**The problem:** All the data must be output exactly as given.

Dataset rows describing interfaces
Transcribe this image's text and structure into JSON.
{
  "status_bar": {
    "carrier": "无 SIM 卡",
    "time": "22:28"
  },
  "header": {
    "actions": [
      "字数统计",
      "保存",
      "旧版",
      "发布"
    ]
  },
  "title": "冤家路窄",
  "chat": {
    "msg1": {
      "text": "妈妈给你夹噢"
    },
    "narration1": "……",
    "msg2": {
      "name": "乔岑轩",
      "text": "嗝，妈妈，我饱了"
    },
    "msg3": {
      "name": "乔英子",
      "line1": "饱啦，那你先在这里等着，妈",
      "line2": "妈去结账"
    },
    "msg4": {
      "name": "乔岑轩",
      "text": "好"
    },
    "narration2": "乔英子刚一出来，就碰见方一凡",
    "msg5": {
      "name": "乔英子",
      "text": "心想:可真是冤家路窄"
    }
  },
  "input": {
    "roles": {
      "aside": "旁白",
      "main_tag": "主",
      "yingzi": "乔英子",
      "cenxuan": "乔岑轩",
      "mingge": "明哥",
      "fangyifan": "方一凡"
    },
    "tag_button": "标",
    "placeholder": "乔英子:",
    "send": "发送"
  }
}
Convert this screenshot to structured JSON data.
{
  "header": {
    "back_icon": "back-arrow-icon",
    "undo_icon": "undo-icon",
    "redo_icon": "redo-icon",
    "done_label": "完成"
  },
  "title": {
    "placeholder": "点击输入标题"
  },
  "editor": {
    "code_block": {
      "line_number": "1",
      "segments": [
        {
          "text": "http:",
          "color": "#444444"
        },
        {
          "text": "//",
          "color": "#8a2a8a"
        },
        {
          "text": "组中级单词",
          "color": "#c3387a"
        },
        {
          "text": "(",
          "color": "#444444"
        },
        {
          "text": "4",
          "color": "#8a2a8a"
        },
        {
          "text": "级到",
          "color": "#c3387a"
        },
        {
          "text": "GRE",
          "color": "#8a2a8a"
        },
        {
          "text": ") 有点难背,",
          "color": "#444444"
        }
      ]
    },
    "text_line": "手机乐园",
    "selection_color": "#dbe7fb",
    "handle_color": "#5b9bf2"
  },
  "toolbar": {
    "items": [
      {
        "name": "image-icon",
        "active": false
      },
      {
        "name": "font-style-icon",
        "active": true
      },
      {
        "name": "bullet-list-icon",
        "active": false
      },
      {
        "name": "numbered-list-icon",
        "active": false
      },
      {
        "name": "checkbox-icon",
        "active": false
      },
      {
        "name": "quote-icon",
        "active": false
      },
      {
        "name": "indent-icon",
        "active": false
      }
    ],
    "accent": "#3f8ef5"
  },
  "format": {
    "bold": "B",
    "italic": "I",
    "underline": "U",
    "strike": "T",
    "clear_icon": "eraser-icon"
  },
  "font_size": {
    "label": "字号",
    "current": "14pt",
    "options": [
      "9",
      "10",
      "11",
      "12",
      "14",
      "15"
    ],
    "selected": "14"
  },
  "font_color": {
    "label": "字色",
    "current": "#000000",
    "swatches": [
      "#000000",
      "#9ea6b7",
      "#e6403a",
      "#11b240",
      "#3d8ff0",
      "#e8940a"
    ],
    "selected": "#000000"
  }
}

**Exercise answer:**
Transcribe this image's text and structure into JSON.
{
  "status_bar": {
    "carrier": "无 SIM 卡",
    "time": "22:28"
  },
  "header": {
    "actions": [
      "字数统计",
      "保存",
      "旧版",
      "发布"
    ]
  },
  "title": "冤家路窄",
  "chat": {
    "msg1": {
      "text": "妈妈给你夹噢"
    },
    "narration1": "……",
    "msg2": {
      "name": "乔岑轩",
      "text": "嗝，妈妈，我饱了"
    },
    "msg3": {
      "name": "乔英子",
      "line1": "饱啦，那你先在这里等着，妈",
      "line2": "妈去结账"
    },
    "msg4": {
      "name": "乔岑轩",
      "text": "好"
    },
    "narration2": "乔英子刚一出来，就碰见方一凡",
    "msg5": {
      "name": "乔英子",
      "text": "心想:可真是冤家路窄"
    }
  },
  "input": {
    "roles": {
      "aside": "旁白",
      "main_tag": "主",
      "yingzi": "乔英子",
      "cenxuan": "乔岑轩",
      "mingge": "明哥",
      "fangyifan": "方一凡"
    },
    "tag_button": "标",
    "placeholder": "乔英子:",
    "send": "发送"
  }
}
Convert this screenshot to structured JSON data.
{
  "header": {
    "back_icon": "back-arrow-icon",
    "undo_icon": "undo-icon",
    "redo_icon": "redo-icon",
    "done_label": "完成"
  },
  "title": {
    "placeholder": "点击输入标题"
  },
  "editor": {
    "code_block": {
      "line_number": "1",
      "segments": [
        {
          "text": "http:",
          "color": "#444444"
        },
        {
          "text": "//",
          "color": "#8a2a8a"
        },
        {
          "text": "组中级单词",
          "color": "#c3387a"
        },
        {
          "text": "(",
          "color": "#444444"
        },
        {
          "text": "4",
          "color": "#8a2a8a"
        },
        {
          "text": "级到",
          "color": "#c3387a"
        },
        {
          "text": "GRE",
          "color": "#8a2a8a"
        },
        {
          "text": ") 有点难背,",
          "color": "#444444"
        }
      ]
    },
    "text_line": "手机乐园",
    "selection_color": "#dbe7fb",
    "handle_color": "#5b9bf2"
  },
  "toolbar": {
    "items": [
      {
        "name": "image-icon",
        "active": false
      },
      {
        "name": "font-style-icon",
        "active": true
      },
      {
        "name": "bullet-list-icon",
        "active": false
      },
      {
        "name": "numbered-list-icon",
        "active": false
      },
      {
        "name": "checkbox-icon",
        "active": false
      },
      {
        "name": "quote-icon",
        "active": false
      },
      {
        "name": "indent-icon",
        "active": false
      }
    ],
    "accent": "#3f8ef5"
  },
  "format": {
    "bold": "B",
    "italic": "I",
    "underline": "U",
    "strike": "T",
    "clear_icon": "eraser-icon"
  },
  "font_size": {
    "label": "字号",
    "current": "14pt",
    "options": [
      "9",
      "10",
      "11",
      "12",
      "14",
      "15"
    ],
    "selected": "14"
  },
  "font_color": {
    "label": "字色",
    "current": "#000000",
    "swatches": [
      "#000000",
      "#9ea6b7",
      "#e6403a",
      "#11b240",
      "#3d8ff0",
      "#e8940a"
    ],
    "selected": "#000000"
  }
}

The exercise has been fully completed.